* [INSTRUCTIONS TO FOLLOW] Nothing but the lines from the one that contains "Extract the structured" through the end of the listing should appear, set down exactly.

* [LISTED ENTRIES]
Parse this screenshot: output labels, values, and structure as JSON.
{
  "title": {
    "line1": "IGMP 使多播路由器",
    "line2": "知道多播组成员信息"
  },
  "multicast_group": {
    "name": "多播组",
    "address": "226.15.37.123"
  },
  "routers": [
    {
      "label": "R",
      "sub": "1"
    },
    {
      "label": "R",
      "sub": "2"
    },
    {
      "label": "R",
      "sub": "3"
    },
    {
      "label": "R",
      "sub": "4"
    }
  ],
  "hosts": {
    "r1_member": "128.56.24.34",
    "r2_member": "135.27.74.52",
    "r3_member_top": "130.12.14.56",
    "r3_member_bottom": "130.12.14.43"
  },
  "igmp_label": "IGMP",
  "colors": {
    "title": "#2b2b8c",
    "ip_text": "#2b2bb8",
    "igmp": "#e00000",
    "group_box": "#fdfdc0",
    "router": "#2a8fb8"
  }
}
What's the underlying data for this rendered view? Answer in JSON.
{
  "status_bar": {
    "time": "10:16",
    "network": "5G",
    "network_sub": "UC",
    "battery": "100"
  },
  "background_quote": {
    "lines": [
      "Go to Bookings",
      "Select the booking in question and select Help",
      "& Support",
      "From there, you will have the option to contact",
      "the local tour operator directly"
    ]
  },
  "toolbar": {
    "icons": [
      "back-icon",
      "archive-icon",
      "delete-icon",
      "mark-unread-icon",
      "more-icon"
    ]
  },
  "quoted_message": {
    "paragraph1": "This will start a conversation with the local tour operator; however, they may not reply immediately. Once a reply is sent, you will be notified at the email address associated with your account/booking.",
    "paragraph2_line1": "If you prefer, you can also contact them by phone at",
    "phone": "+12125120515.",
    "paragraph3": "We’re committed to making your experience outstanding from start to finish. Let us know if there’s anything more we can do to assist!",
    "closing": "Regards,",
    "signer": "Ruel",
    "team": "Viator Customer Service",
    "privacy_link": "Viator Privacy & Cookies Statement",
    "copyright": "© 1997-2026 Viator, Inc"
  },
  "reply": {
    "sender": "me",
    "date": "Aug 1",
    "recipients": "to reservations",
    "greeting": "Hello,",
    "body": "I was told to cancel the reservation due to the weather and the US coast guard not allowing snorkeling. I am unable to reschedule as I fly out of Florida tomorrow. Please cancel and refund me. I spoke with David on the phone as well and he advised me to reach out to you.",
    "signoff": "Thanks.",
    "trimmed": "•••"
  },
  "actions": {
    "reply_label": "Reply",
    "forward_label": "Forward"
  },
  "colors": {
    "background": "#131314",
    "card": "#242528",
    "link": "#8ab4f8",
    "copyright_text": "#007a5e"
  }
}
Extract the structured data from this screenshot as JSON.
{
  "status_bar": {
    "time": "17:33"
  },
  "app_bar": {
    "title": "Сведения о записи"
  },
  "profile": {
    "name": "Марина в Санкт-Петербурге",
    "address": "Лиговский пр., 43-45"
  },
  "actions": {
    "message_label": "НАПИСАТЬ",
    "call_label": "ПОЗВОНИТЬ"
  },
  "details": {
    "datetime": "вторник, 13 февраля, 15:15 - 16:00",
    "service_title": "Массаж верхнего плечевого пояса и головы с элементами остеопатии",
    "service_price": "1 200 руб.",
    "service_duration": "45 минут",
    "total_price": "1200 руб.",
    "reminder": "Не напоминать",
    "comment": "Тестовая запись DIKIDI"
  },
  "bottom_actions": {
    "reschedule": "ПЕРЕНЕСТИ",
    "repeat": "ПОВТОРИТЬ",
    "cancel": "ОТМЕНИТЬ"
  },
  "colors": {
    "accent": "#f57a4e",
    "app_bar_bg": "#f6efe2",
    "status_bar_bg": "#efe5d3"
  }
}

* [ANSWER FOR THIS EXERCISE]
Extract the structured data from this screenshot as JSON.
{
  "status_bar": {
    "time": "17:33"
  },
  "app_bar": {
    "title": "Сведения о записи"
  },
  "profile": {
    "name": "Марина в Санкт-Петербурге",
    "address": "Лиговский пр., 43-45"
  },
  "actions": {
    "message_label": "НАПИСАТЬ",
    "call_label": "ПОЗВОНИТЬ"
  },
  "details": {
    "datetime": "вторник, 13 февраля, 15:15 - 16:00",
    "service_title": "Массаж верхнего плечевого пояса и головы с элементами остеопатии",
    "service_price": "1 200 руб.",
    "service_duration": "45 минут",
    "total_price": "1200 руб.",
    "reminder": "Не напоминать",
    "comment": "Тестовая запись DIKIDI"
  },
  "bottom_actions": {
    "reschedule": "ПЕРЕНЕСТИ",
    "repeat": "ПОВТОРИТЬ",
    "cancel": "ОТМЕНИТЬ"
  },
  "colors": {
    "accent": "#f57a4e",
    "app_bar_bg": "#f6efe2",
    "status_bar_bg": "#efe5d3"
  }
}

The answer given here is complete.